US OPIC provides Political Risk Insurance for investment in Tunisia
Head of the US Overseas Private Investment Corporation (OPIC) Peter Watson has signed an agreement with Tunisia's Minister for Development and International Cooperation, Mohamed Nouiri Jouini under which OPIC will provide political risk insurance for US companies to invest in Tunisia.
The agreement updates a document originally concluded between the two countries in 1959. The bilateral agreement affirms the two nations' "common desire" to encourage activities in the Republic of Tunisia that promote the economic resources and productive capacities of the Arab state and recognizes that "this objective can be promoted through investment support" by OPIC.
Watson said the agreement reaffirmed "the strong ties between our two nations." "For OPIC, the strength of that tie lies in our ability to enable US companies to contribute to the development of Tunisia's free market economy.

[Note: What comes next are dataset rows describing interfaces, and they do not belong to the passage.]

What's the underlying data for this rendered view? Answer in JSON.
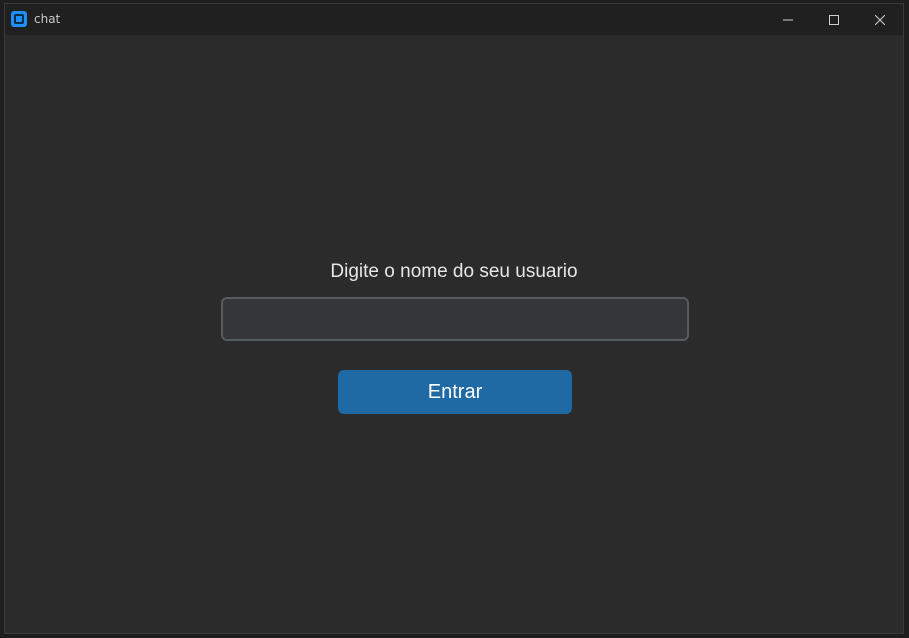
{
  "window": {
    "title": "chat",
    "icon": "app-icon",
    "controls": [
      "minimize-icon",
      "maximize-icon",
      "close-icon"
    ]
  },
  "login": {
    "prompt": "Digite o nome do seu usuario",
    "username_value": "",
    "username_placeholder": "",
    "enter_label": "Entrar"
  },
  "colors": {
    "background": "#2b2b2b",
    "titlebar": "#202020",
    "input_background": "#343638",
    "input_border": "#565b5e",
    "button": "#1f6aa5",
    "text": "#e6e6e6"
  }
}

The projects OPIC supports devolve many developmental benefits to ordinary Tunisians, among them jobs, procurement of materials, technological expertise, and the growth of Tunisia's financial infrastructure,” he said.
Historically, OPIC has supported 20 projects in Tunisia with nearly $550 million in political risk insurance. Those projects have represented a variety of sectors in Tunisia's economy, from manufacturing to financial services, tourism to oil and gas exploration.

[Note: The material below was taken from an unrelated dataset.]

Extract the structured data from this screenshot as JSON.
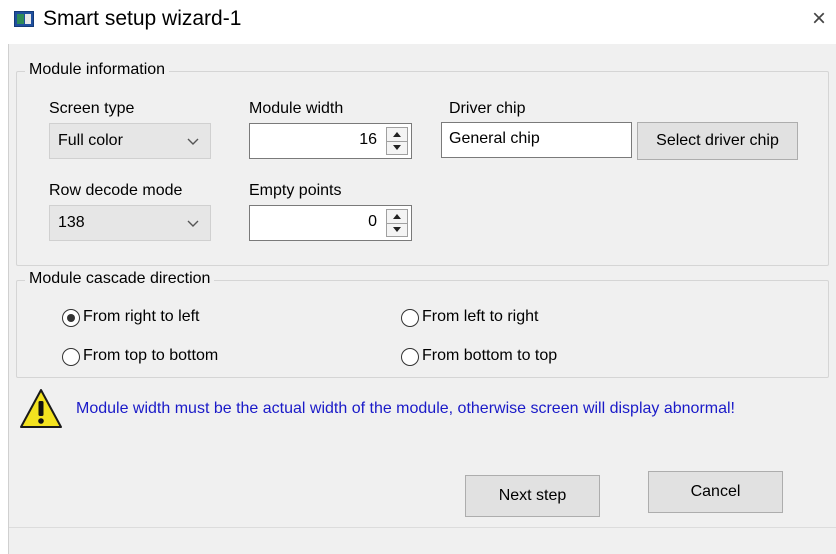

OPIC was established as an agency of the US government in 1971. It helps US businesses invest overseas, fosters economic development in new and emerging markets, complements the private sector in managing risks associated with foreign direct investment, and supports US foreign policy. — (menareport.com)
© 2004 Mena Report (www.menareport.com)
- OPIC provides $100 million political risk insurance to Ceyhan pipeline
- OPIC to finance desalination project in Algeria
- BG to Substantially Expand its Activities in Tunisia
- New lending facility to help Iraqi middle market enterprises
- (Re)-Starting Up: Tunisia 'ripe' for post-Arab Spring economic recovery